● ACTION ITEM:
Every entry that follows is to be duplicated exactly.
Start of SUPPLIED MATERIAL
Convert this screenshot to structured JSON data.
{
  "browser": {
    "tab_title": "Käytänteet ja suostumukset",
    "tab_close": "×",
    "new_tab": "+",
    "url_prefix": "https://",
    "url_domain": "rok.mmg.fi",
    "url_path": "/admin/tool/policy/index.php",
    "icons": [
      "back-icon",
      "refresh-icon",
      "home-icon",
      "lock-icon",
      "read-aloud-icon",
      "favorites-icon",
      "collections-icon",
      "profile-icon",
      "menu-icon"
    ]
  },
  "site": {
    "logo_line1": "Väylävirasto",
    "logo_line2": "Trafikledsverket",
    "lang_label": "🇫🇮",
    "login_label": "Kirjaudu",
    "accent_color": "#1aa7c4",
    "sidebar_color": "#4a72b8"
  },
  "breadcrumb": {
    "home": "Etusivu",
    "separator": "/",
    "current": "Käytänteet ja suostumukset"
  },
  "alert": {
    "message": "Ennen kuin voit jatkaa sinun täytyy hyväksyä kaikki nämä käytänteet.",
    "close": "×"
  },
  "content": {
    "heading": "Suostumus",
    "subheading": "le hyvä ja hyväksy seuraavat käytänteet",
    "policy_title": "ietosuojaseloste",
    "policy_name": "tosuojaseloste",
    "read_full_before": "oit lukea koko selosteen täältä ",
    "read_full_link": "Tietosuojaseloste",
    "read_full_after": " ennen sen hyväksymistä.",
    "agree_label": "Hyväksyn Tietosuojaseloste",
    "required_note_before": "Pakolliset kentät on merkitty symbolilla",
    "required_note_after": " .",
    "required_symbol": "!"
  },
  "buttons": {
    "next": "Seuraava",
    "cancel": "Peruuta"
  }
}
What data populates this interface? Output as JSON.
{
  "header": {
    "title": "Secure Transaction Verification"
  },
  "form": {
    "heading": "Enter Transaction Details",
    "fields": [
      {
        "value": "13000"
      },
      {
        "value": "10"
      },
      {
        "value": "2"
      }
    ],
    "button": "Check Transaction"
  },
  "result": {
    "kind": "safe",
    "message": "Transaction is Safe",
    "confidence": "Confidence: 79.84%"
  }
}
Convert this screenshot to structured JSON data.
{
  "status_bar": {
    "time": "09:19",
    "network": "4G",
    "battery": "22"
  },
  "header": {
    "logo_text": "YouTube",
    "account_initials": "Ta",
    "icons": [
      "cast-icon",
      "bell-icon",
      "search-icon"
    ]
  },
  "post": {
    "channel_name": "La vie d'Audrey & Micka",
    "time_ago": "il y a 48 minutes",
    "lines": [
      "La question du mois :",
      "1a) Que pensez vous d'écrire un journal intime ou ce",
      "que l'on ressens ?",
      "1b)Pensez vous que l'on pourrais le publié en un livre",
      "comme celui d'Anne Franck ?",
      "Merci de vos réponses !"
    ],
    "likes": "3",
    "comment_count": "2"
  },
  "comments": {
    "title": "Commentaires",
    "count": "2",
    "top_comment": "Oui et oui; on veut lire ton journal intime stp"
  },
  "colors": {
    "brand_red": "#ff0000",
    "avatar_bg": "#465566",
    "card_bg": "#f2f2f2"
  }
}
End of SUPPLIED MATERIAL
● EXERCISE RESPONSE:
Convert this screenshot to structured JSON data.
{
  "browser": {
    "tab_title": "Käytänteet ja suostumukset",
    "tab_close": "×",
    "new_tab": "+",
    "url_prefix": "https://",
    "url_domain": "rok.mmg.fi",
    "url_path": "/admin/tool/policy/index.php",
    "icons": [
      "back-icon",
      "refresh-icon",
      "home-icon",
      "lock-icon",
      "read-aloud-icon",
      "favorites-icon",
      "collections-icon",
      "profile-icon",
      "menu-icon"
    ]
  },
  "site": {
    "logo_line1": "Väylävirasto",
    "logo_line2": "Trafikledsverket",
    "lang_label": "🇫🇮",
    "login_label": "Kirjaudu",
    "accent_color": "#1aa7c4",
    "sidebar_color": "#4a72b8"
  },
  "breadcrumb": {
    "home": "Etusivu",
    "separator": "/",
    "current": "Käytänteet ja suostumukset"
  },
  "alert": {
    "message": "Ennen kuin voit jatkaa sinun täytyy hyväksyä kaikki nämä käytänteet.",
    "close": "×"
  },
  "content": {
    "heading": "Suostumus",
    "subheading": "le hyvä ja hyväksy seuraavat käytänteet",
    "policy_title": "ietosuojaseloste",
    "policy_name": "tosuojaseloste",
    "read_full_before": "oit lukea koko selosteen täältä ",
    "read_full_link": "Tietosuojaseloste",
    "read_full_after": " ennen sen hyväksymistä.",
    "agree_label": "Hyväksyn Tietosuojaseloste",
    "required_note_before": "Pakolliset kentät on merkitty symbolilla",
    "required_note_after": " .",
    "required_symbol": "!"
  },
  "buttons": {
    "next": "Seuraava",
    "cancel": "Peruuta"
  }
}
What data populates this interface? Output as JSON.
{
  "header": {
    "title": "Secure Transaction Verification"
  },
  "form": {
    "heading": "Enter Transaction Details",
    "fields": [
      {
        "value": "13000"
      },
      {
        "value": "10"
      },
      {
        "value": "2"
      }
    ],
    "button": "Check Transaction"
  },
  "result": {
    "kind": "safe",
    "message": "Transaction is Safe",
    "confidence": "Confidence: 79.84%"
  }
}
Convert this screenshot to structured JSON data.
{
  "status_bar": {
    "time": "09:19",
    "network": "4G",
    "battery": "22"
  },
  "header": {
    "logo_text": "YouTube",
    "account_initials": "Ta",
    "icons": [
      "cast-icon",
      "bell-icon",
      "search-icon"
    ]
  },
  "post": {
    "channel_name": "La vie d'Audrey & Micka",
    "time_ago": "il y a 48 minutes",
    "lines": [
      "La question du mois :",
      "1a) Que pensez vous d'écrire un journal intime ou ce",
      "que l'on ressens ?",
      "1b)Pensez vous que l'on pourrais le publié en un livre",
      "comme celui d'Anne Franck ?",
      "Merci de vos réponses !"
    ],
    "likes": "3",
    "comment_count": "2"
  },
  "comments": {
    "title": "Commentaires",
    "count": "2",
    "top_comment": "Oui et oui; on veut lire ton journal intime stp"
  },
  "colors": {
    "brand_red": "#ff0000",
    "avatar_bg": "#465566",
    "card_bg": "#f2f2f2"
  }
}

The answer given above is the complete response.